WW..D? Is an interview segment where we get to know awesome people that are a part of the creative community in New Zealand.
This week we spoke to Uniform. Uniform is an art collective based in Auckland, New Zealand working across all creative mediums. The female only collective recently finished a residency at Auckland’s Artspace and are about to move on to a project at Blue Oyster Art Project Space in Dunedin. Read more for what would Uniform do?
For those of who may not know who is Uniform and what do you do?
Uniform is the name a group of friends use when we work on projects collaboratively. Uniform could be two of us working on a sound piece or twenty of us participating in an event. We are mostly Auckland based women working in art, film, sound, writing, print and archiving.
Do think there are any gaps within our country’s arts landscape?
Hope so! Gaps are the out of bound spaces we like to dwell in. That’s where the change happens
Uniform makes art across all platforms – music, visual art, print publications, film and performance – what is it about a multidisciplinary approach that excited you?
For us that’s a more “normal approach”. Breaking disciplines apart makes barriers. Using a multidisciplinary approach means you are always adapting and challenging yourself in terms of learning new skills. Feels empowering.
You have been making collectively for a number of years now, how do you manage the politics of working within a group?
Keeping it loose with roles undefined so people can come in how and when suits them. Thinking of ourselves as a community/family rather than a collective or group.
You have recently finished a residency at Artspace in Auckland. How did you find this type of art space foster (or not) Uniform’s practice in comparison to working indecently in a more ‘guerilla’ type manner?

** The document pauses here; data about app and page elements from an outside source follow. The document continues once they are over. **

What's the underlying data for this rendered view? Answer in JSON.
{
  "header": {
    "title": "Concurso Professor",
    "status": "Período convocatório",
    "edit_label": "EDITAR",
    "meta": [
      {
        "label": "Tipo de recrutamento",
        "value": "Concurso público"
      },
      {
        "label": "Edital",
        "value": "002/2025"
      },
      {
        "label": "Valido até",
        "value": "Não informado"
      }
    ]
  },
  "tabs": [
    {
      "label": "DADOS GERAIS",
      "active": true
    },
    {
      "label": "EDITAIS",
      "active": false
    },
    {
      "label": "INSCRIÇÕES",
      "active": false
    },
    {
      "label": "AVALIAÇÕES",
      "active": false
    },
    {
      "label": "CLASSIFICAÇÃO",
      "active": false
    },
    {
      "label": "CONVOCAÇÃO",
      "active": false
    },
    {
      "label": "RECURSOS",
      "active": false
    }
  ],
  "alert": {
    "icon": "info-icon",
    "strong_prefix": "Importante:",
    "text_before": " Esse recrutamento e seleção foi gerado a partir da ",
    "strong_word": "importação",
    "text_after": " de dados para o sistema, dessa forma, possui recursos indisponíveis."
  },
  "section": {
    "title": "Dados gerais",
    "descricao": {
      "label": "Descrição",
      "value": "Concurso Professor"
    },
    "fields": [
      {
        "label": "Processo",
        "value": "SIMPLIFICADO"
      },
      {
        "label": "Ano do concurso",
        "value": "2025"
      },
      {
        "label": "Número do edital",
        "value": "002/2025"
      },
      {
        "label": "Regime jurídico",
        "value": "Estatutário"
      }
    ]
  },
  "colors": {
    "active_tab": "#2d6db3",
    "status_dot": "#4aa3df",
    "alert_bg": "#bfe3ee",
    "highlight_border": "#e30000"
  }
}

Artspace’s initial question to us was how they could “learn from artists to develop a better understanding of a public institution”. Uniform believes strongly in doing. Assertive actions together help us understand, change and cultivate art in a public institution. In practical terms it has been useful to have a regular physical space for our actions particularly somewhere to print, paint and build. However for more immediate performative and film work we have found it unusually restrictive. The benefit of the “guerilla” approach is that you know and trust your actions and can work fast . Working with an institution can mean building trust and communication with people outside of the action. Approval isn’t something Uniform is particularly interested in seeking.
The print journal seems to be a key part of the material output for Uniform, how did that come about and how is the editorial premise each issue of the journal decided?
Uniform actions and the publication go hand in hand. We usually have a meetup and decide on what is coming up for us and how we can document it through the publication.
We are up to the third issue now and as it has evolved, we are more interested in it being an instruction manual type document. Uniform cares about process and how things are done more than technical ability or the end result. We consider this when we are taking photos or asking questions or interviewing artists. We want people to walk away from it feeling inspired or that they can do it better. ha.
And lastly, do you have any advice for young collectives?
More doing less talking